## Exercise details
Copy the records exactly, every one of them.
==== Supplied material
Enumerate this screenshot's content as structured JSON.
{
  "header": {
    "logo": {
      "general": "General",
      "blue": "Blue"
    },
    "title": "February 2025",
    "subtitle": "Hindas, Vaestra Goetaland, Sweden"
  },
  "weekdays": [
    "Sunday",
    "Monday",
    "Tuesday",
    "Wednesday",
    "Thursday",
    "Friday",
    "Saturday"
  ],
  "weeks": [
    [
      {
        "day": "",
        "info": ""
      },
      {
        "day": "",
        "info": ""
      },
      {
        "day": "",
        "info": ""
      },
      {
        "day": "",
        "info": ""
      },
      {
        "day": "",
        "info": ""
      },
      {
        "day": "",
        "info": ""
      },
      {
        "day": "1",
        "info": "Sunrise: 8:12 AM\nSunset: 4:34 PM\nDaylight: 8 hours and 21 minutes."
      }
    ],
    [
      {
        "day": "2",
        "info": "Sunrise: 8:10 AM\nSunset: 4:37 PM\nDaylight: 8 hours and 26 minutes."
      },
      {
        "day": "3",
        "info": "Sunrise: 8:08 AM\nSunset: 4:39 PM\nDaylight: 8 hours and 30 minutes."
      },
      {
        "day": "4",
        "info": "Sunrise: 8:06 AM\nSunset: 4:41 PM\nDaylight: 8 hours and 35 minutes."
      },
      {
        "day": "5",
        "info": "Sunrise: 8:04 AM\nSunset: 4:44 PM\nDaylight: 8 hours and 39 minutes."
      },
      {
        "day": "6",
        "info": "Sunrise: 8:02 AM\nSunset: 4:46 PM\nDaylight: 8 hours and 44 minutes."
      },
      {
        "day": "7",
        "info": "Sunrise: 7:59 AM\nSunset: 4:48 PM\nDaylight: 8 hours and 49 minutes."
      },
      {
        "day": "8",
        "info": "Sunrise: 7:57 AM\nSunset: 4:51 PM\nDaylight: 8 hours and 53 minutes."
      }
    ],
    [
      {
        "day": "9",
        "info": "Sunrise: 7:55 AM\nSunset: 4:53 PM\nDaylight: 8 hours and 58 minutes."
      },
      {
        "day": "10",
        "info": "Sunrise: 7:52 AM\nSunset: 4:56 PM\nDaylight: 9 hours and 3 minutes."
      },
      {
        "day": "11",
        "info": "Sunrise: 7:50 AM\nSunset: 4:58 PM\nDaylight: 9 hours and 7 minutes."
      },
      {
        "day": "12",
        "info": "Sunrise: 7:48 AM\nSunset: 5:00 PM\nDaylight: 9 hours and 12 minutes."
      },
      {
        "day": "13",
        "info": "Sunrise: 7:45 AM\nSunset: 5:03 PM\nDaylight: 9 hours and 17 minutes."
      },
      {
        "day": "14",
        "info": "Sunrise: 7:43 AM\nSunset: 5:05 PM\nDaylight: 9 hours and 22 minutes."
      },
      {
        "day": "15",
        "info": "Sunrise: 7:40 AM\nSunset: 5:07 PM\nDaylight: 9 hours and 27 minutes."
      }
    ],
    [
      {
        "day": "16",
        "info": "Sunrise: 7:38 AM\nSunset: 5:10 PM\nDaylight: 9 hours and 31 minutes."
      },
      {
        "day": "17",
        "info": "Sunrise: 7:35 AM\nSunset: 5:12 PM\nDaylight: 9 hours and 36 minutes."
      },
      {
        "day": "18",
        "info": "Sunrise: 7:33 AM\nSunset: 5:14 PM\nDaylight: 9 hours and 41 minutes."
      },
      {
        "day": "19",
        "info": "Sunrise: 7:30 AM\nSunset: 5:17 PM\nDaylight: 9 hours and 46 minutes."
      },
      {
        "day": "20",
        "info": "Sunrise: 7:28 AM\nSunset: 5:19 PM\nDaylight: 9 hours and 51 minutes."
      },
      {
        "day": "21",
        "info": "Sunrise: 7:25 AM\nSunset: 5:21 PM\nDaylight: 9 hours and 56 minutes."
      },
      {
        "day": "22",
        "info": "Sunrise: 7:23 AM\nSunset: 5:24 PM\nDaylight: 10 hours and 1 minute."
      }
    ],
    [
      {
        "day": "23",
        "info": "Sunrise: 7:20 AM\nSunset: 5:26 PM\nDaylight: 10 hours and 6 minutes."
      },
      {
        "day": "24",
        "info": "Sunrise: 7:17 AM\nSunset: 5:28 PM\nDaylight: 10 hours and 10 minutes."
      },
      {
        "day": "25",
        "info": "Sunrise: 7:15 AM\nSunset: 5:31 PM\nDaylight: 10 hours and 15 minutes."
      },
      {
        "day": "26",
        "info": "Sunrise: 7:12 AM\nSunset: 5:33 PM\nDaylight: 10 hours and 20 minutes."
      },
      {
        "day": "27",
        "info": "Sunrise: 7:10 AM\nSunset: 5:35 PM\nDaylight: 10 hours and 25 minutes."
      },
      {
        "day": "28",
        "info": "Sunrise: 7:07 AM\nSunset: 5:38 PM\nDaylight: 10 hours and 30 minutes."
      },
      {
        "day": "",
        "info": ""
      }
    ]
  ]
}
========
## Answer box
Enumerate this screenshot's content as structured JSON.
{
  "header": {
    "logo": {
      "general": "General",
      "blue": "Blue"
    },
    "title": "February 2025",
    "subtitle": "Hindas, Vaestra Goetaland, Sweden"
  },
  "weekdays": [
    "Sunday",
    "Monday",
    "Tuesday",
    "Wednesday",
    "Thursday",
    "Friday",
    "Saturday"
  ],
  "weeks": [
    [
      {
        "day": "",
        "info": ""
      },
      {
        "day": "",
        "info": ""
      },
      {
        "day": "",
        "info": ""
      },
      {
        "day": "",
        "info": ""
      },
      {
        "day": "",
        "info": ""
      },
      {
        "day": "",
        "info": ""
      },
      {
        "day": "1",
        "info": "Sunrise: 8:12 AM\nSunset: 4:34 PM\nDaylight: 8 hours and 21 minutes."
      }
    ],
    [
      {
        "day": "2",
        "info": "Sunrise: 8:10 AM\nSunset: 4:37 PM\nDaylight: 8 hours and 26 minutes."
      },
      {
        "day": "3",
        "info": "Sunrise: 8:08 AM\nSunset: 4:39 PM\nDaylight: 8 hours and 30 minutes."
      },
      {
        "day": "4",
        "info": "Sunrise: 8:06 AM\nSunset: 4:41 PM\nDaylight: 8 hours and 35 minutes."
      },
      {
        "day": "5",
        "info": "Sunrise: 8:04 AM\nSunset: 4:44 PM\nDaylight: 8 hours and 39 minutes."
      },
      {
        "day": "6",
        "info": "Sunrise: 8:02 AM\nSunset: 4:46 PM\nDaylight: 8 hours and 44 minutes."
      },
      {
        "day": "7",
        "info": "Sunrise: 7:59 AM\nSunset: 4:48 PM\nDaylight: 8 hours and 49 minutes."
      },
      {
        "day": "8",
        "info": "Sunrise: 7:57 AM\nSunset: 4:51 PM\nDaylight: 8 hours and 53 minutes."
      }
    ],
    [
      {
        "day": "9",
        "info": "Sunrise: 7:55 AM\nSunset: 4:53 PM\nDaylight: 8 hours and 58 minutes."
      },
      {
        "day": "10",
        "info": "Sunrise: 7:52 AM\nSunset: 4:56 PM\nDaylight: 9 hours and 3 minutes."
      },
      {
        "day": "11",
        "info": "Sunrise: 7:50 AM\nSunset: 4:58 PM\nDaylight: 9 hours and 7 minutes."
      },
      {
        "day": "12",
        "info": "Sunrise: 7:48 AM\nSunset: 5:00 PM\nDaylight: 9 hours and 12 minutes."
      },
      {
        "day": "13",
        "info": "Sunrise: 7:45 AM\nSunset: 5:03 PM\nDaylight: 9 hours and 17 minutes."
      },
      {
        "day": "14",
        "info": "Sunrise: 7:43 AM\nSunset: 5:05 PM\nDaylight: 9 hours and 22 minutes."
      },
      {
        "day": "15",
        "info": "Sunrise: 7:40 AM\nSunset: 5:07 PM\nDaylight: 9 hours and 27 minutes."
      }
    ],
    [
      {
        "day": "16",
        "info": "Sunrise: 7:38 AM\nSunset: 5:10 PM\nDaylight: 9 hours and 31 minutes."
      },
      {
        "day": "17",
        "info": "Sunrise: 7:35 AM\nSunset: 5:12 PM\nDaylight: 9 hours and 36 minutes."
      },
      {
        "day": "18",
        "info": "Sunrise: 7:33 AM\nSunset: 5:14 PM\nDaylight: 9 hours and 41 minutes."
      },
      {
        "day": "19",
        "info": "Sunrise: 7:30 AM\nSunset: 5:17 PM\nDaylight: 9 hours and 46 minutes."
      },
      {
        "day": "20",
        "info": "Sunrise: 7:28 AM\nSunset: 5:19 PM\nDaylight: 9 hours and 51 minutes."
      },
      {
        "day": "21",
        "info": "Sunrise: 7:25 AM\nSunset: 5:21 PM\nDaylight: 9 hours and 56 minutes."
      },
      {
        "day": "22",
        "info": "Sunrise: 7:23 AM\nSunset: 5:24 PM\nDaylight: 10 hours and 1 minute."
      }
    ],
    [
      {
        "day": "23",
        "info": "Sunrise: 7:20 AM\nSunset: 5:26 PM\nDaylight: 10 hours and 6 minutes."
      },
      {
        "day": "24",
        "info": "Sunrise: 7:17 AM\nSunset: 5:28 PM\nDaylight: 10 hours and 10 minutes."
      },
      {
        "day": "25",
        "info": "Sunrise: 7:15 AM\nSunset: 5:31 PM\nDaylight: 10 hours and 15 minutes."
      },
      {
        "day": "26",
        "info": "Sunrise: 7:12 AM\nSunset: 5:33 PM\nDaylight: 10 hours and 20 minutes."
      },
      {
        "day": "27",
        "info": "Sunrise: 7:10 AM\nSunset: 5:35 PM\nDaylight: 10 hours and 25 minutes."
      },
      {
        "day": "28",
        "info": "Sunrise: 7:07 AM\nSunset: 5:38 PM\nDaylight: 10 hours and 30 minutes."
      },
      {
        "day": "",
        "info": ""
      }
    ]
  ]
}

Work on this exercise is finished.